_What you have to do_: Answer with a number only, stating how many lines of the records hold the word "object".

(Data supplied)

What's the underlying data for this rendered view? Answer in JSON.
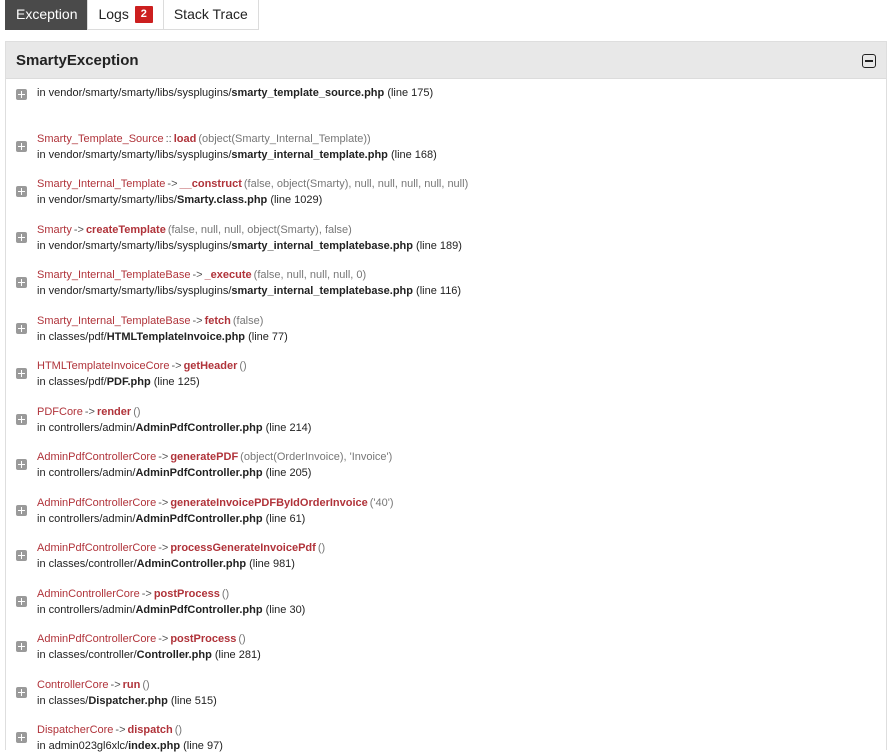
{
  "tabs": [
    {
      "label": "Exception",
      "active": true
    },
    {
      "label": "Logs",
      "badge": "2",
      "active": false
    },
    {
      "label": "Stack Trace",
      "active": false
    }
  ],
  "panel": {
    "title": "SmartyException"
  },
  "colors": {
    "accent": "#b0333a",
    "badge": "#cc1f1f",
    "active_tab": "#4a4a4a"
  },
  "frames": [
    {
      "call": null,
      "path_prefix": "in vendor/smarty/smarty/libs/sysplugins/",
      "file": "smarty_template_source.php",
      "line": "(line 175)"
    },
    {
      "class": "Smarty_Template_Source",
      "op": "::",
      "fn": "load",
      "args": "(object(Smarty_Internal_Template))",
      "path_prefix": "in vendor/smarty/smarty/libs/sysplugins/",
      "file": "smarty_internal_template.php",
      "line": "(line 168)"
    },
    {
      "class": "Smarty_Internal_Template",
      "op": "->",
      "fn": "__construct",
      "args": "(false, object(Smarty), null, null, null, null, null)",
      "path_prefix": "in vendor/smarty/smarty/libs/",
      "file": "Smarty.class.php",
      "line": "(line 1029)"
    },
    {
      "class": "Smarty",
      "op": "->",
      "fn": "createTemplate",
      "args": "(false, null, null, object(Smarty), false)",
      "path_prefix": "in vendor/smarty/smarty/libs/sysplugins/",
      "file": "smarty_internal_templatebase.php",
      "line": "(line 189)"
    },
    {
      "class": "Smarty_Internal_TemplateBase",
      "op": "->",
      "fn": "_execute",
      "args": "(false, null, null, null, 0)",
      "path_prefix": "in vendor/smarty/smarty/libs/sysplugins/",
      "file": "smarty_internal_templatebase.php",
      "line": "(line 116)"
    },
    {
      "class": "Smarty_Internal_TemplateBase",
      "op": "->",
      "fn": "fetch",
      "args": "(false)",
      "path_prefix": "in classes/pdf/",
      "file": "HTMLTemplateInvoice.php",
      "line": "(line 77)"
    },
    {
      "class": "HTMLTemplateInvoiceCore",
      "op": "->",
      "fn": "getHeader",
      "args": "()",
      "path_prefix": "in classes/pdf/",
      "file": "PDF.php",
      "line": "(line 125)"
    },
    {
      "class": "PDFCore",
      "op": "->",
      "fn": "render",
      "args": "()",
      "path_prefix": "in controllers/admin/",
      "file": "AdminPdfController.php",
      "line": "(line 214)"
    },
    {
      "class": "AdminPdfControllerCore",
      "op": "->",
      "fn": "generatePDF",
      "args": "(object(OrderInvoice), 'Invoice')",
      "path_prefix": "in controllers/admin/",
      "file": "AdminPdfController.php",
      "line": "(line 205)"
    },
    {
      "class": "AdminPdfControllerCore",
      "op": "->",
      "fn": "generateInvoicePDFByIdOrderInvoice",
      "args": "('40')",
      "path_prefix": "in controllers/admin/",
      "file": "AdminPdfController.php",
      "line": "(line 61)"
    },
    {
      "class": "AdminPdfControllerCore",
      "op": "->",
      "fn": "processGenerateInvoicePdf",
      "args": "()",
      "path_prefix": "in classes/controller/",
      "file": "AdminController.php",
      "line": "(line 981)"
    },
    {
      "class": "AdminControllerCore",
      "op": "->",
      "fn": "postProcess",
      "args": "()",
      "path_prefix": "in controllers/admin/",
      "file": "AdminPdfController.php",
      "line": "(line 30)"
    },
    {
      "class": "AdminPdfControllerCore",
      "op": "->",
      "fn": "postProcess",
      "args": "()",
      "path_prefix": "in classes/controller/",
      "file": "Controller.php",
      "line": "(line 281)"
    },
    {
      "class": "ControllerCore",
      "op": "->",
      "fn": "run",
      "args": "()",
      "path_prefix": "in classes/",
      "file": "Dispatcher.php",
      "line": "(line 515)"
    },
    {
      "class": "DispatcherCore",
      "op": "->",
      "fn": "dispatch",
      "args": "()",
      "path_prefix": "in admin023gl6xlc/",
      "file": "index.php",
      "line": "(line 97)"
    }
  ]
}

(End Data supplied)

_Completed exercise_: 4